The clump pictured is part shade (afternoon) and the foliage is still fairly clean.  I have another batch in full sun that has a bit of powdery mildew. The red ‘Jacob Cline’ is frequently touted as powdery mildew resistant but I’ve yet to see ANY Monarda didyma species or hybrid that doesn’t end up with it eventually.  Just chop it back to the ground ASAP; you’ll get fresh new foliage and sometimes another round of blooms.

 

Uncommon Clematis

– Holly Scoggins

Here’s a couple of clematis (clemati?) you may not be familiar with. Both are easy to grow but differ from the more common large-flowered form. There is a great deal of hybridization within the genus, so many cultivars are placed within “groups” rather than described as a cultivar of the species.

Clematis ‘Princess Diane’
Texensis GroupClematis 'Princess Diana' in the author's garden.

Clematis ‘Princess Diana’ in the author’s garden.

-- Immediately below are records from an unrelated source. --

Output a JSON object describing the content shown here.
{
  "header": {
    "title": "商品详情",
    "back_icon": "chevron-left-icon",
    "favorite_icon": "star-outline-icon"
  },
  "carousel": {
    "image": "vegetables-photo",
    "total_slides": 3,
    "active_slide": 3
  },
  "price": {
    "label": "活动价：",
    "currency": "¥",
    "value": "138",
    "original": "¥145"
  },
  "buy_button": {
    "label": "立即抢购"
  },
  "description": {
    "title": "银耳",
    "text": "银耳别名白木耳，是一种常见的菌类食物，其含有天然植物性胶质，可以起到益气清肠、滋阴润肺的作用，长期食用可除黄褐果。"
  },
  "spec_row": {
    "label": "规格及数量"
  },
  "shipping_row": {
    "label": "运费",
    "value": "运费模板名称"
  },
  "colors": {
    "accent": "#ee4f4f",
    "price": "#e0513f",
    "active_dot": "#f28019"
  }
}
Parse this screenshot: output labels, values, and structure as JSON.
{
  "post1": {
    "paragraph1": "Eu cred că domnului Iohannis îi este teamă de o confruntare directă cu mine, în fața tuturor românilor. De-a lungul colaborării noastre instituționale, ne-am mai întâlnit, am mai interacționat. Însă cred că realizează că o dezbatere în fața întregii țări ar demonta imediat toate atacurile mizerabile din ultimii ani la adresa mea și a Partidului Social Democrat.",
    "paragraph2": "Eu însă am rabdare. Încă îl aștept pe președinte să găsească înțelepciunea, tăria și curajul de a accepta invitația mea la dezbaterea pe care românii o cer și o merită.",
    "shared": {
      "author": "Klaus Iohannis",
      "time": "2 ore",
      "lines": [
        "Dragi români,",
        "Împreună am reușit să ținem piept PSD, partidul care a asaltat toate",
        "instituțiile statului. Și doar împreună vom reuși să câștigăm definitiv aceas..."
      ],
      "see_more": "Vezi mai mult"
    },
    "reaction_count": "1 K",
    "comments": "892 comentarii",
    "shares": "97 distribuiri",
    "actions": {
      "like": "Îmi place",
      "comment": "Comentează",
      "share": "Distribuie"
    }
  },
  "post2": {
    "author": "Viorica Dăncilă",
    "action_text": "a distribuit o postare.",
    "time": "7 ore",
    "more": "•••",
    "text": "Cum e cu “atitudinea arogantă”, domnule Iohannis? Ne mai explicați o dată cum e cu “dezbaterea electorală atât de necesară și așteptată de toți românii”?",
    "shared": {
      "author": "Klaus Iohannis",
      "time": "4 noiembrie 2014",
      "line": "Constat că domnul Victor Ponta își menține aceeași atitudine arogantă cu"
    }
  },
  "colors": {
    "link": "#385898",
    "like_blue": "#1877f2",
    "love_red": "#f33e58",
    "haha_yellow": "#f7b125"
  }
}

Crossing a large-flower clematis cultivar with Clematis texensis (scarlet leather flower) resulted in this lily-shaped beauty. Pointy little buds open as four hot pink tepals; bright yellow stamens grace the center. The buds on this rebloomer just keep coming; mine has been blooming for 40 days at this point and doesn’t seem to be slowing down. The princess seems pretty happy in her part-shade (sun in the afternoon) situation in my garden.I swear there's a lovely wire tuteur under there...

I swear there’s a lovely wire tuteur under there…

 

Some catalogs/sites describe ‘Princess Diana” as reaching only 8’ in length; mine’s wrapped up and down a 6’ tall tuteur/trellis thingy at least 4 times. Guess I need a bigger tuteur (doesn’t everybody?). Cold hardiness seems to be up for discussion – some sources state USDA Zones 6 to 9, others 4 to 8 (I’m a solid 6a here in the mountains of SW Virginia, recently warmed-up from 5b).

Various pruning strategies are associated with different groups of clematis. This one dies back to the ground and blooms on new wood, so I just cut it back in early spring to clean last year’s vines out of the wire supports.

Clematis xdiversifolia ‘Blue Boy’
Herbaceous/Integrifolia GroupClematis 'Blue Boy' scrambles through a deciduous azalea.

Clematis ‘Blue Boy’ scrambles through a deciduous azalea.

‘Blue Boy’ is one of the herbaceous clematis, resulting from a hybrid of Clematis integrifolia and C. viticella. Multiple stems arise from the crown and scramble, flop, and otherwise meander through and over anything in the vicinity. Lovely blue-violet blooms festoon the stems from early June through frost (“festoon” is one of my favorite words – need more opportunities to use it!)

Nice contrast to the ornate foliage of Ligularia japonica.

The rosy stems contrast nicely with the ornate foliage of Ligularia japonica.

Despite its delicate appearance, this is a very tough and cold-hardy (Zone 3!) clematis. Enjoy all summer, and then chop ‘Blue Boy’ back with the rest of your die-back perennials in winter.

Linked is a wonderful, detailed piece by Julie Lane-Gay on the herbaceous clematis group:
http://www.pacifichorticulture.org/articles/better-in-relationship-herbaceous-clematis/